Rapleys’ sustainability and building services team is instructed on hundreds of public sector sites up and down the country and is working with local authorities to rectify the problem. Decarbonisation strategies, if done early enough, can build in the ancillary services and investment to ensure a smooth and successful roll out of infrastructure that will actually work, without the one-off equipment charges that don’t work in silo.
Lee Fraine, head of sustainability and building services at Rapleys, says: “Most decarbonisation equipment runs on electricity and requires supporting infrastructure. A good example is the air source heat pump which requires electrical power. So, say for a large commercial enterprise, like a school, not only do you need a large space to position the plant and equipment on which is not really feasible for a state-run primary school, but you need a big electrical source and for a large facility, this may equate to an entire power upgrade for the building, add this to multiple public properties then region’s power for public building’s would require significant upgrade.
“The main takeaway is the need to evaluate and plan well in advance with an expert who can strategize the best way to approach the challenge. It’s certainly not a good idea to play the quick game and invest in off-the-shelf solutions to tick a box, when, in reality, significantly more infrastructure and a budget three times that spend might be needed to ensure the initial equipment works. Otherwise, you end up with a ‘whack-a-mole’ situation whereby you are spending on one thing and that pops up another problem and another that becomes a black hole of expenditure that no organisation can afford right now.
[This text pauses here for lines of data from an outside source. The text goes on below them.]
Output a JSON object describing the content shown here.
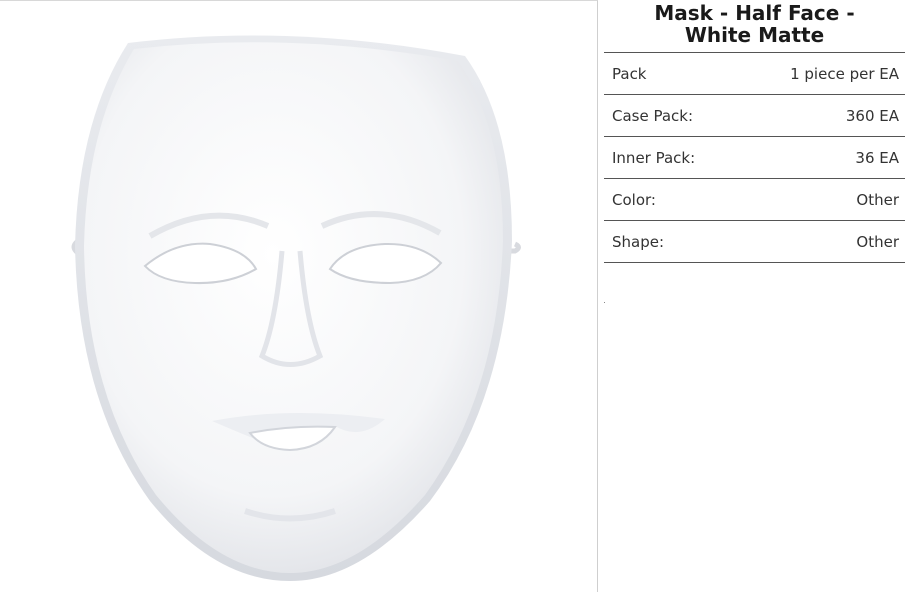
{
  "product": {
    "title_line1": "Mask - Half Face -",
    "title_line2": "White Matte",
    "image_alt": "white matte face mask"
  },
  "specs": [
    {
      "label": "Pack",
      "value": "1 piece per EA"
    },
    {
      "label": "Case Pack:",
      "value": "360 EA"
    },
    {
      "label": "Inner Pack:",
      "value": "36 EA"
    },
    {
      "label": "Color:",
      "value": "Other"
    },
    {
      "label": "Shape:",
      "value": "Other"
    }
  ]
}
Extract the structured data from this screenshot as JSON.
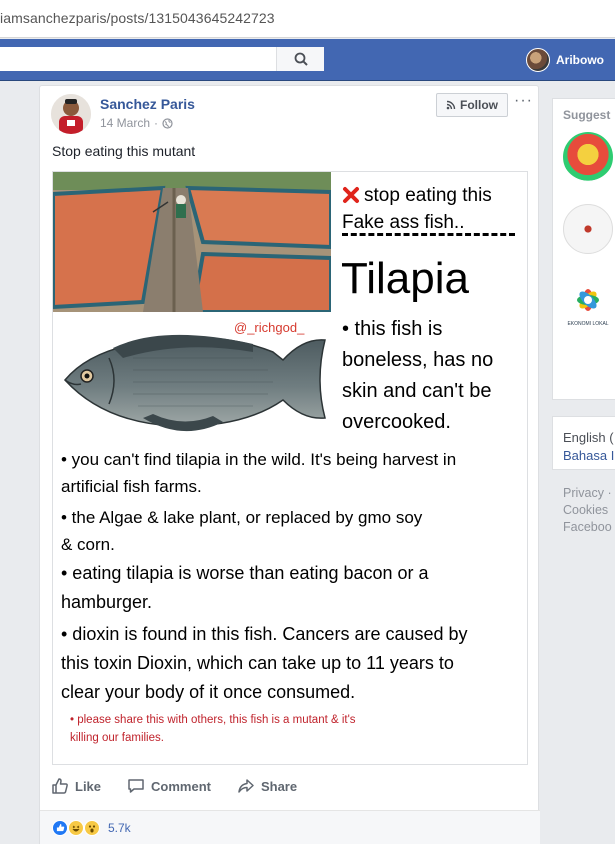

Transparency, understanding and expert forward planning is key.”
Rapleys recently reorganised its business around four key services with building consultancy at its heart alongside commercial, planning and residential. Its sustainability and building services team is best in class in the industry and works across the UK to support private and public service organisations to implement the right strategies and solutions to help reach the country’s net zero targets and retain and add future value to assets.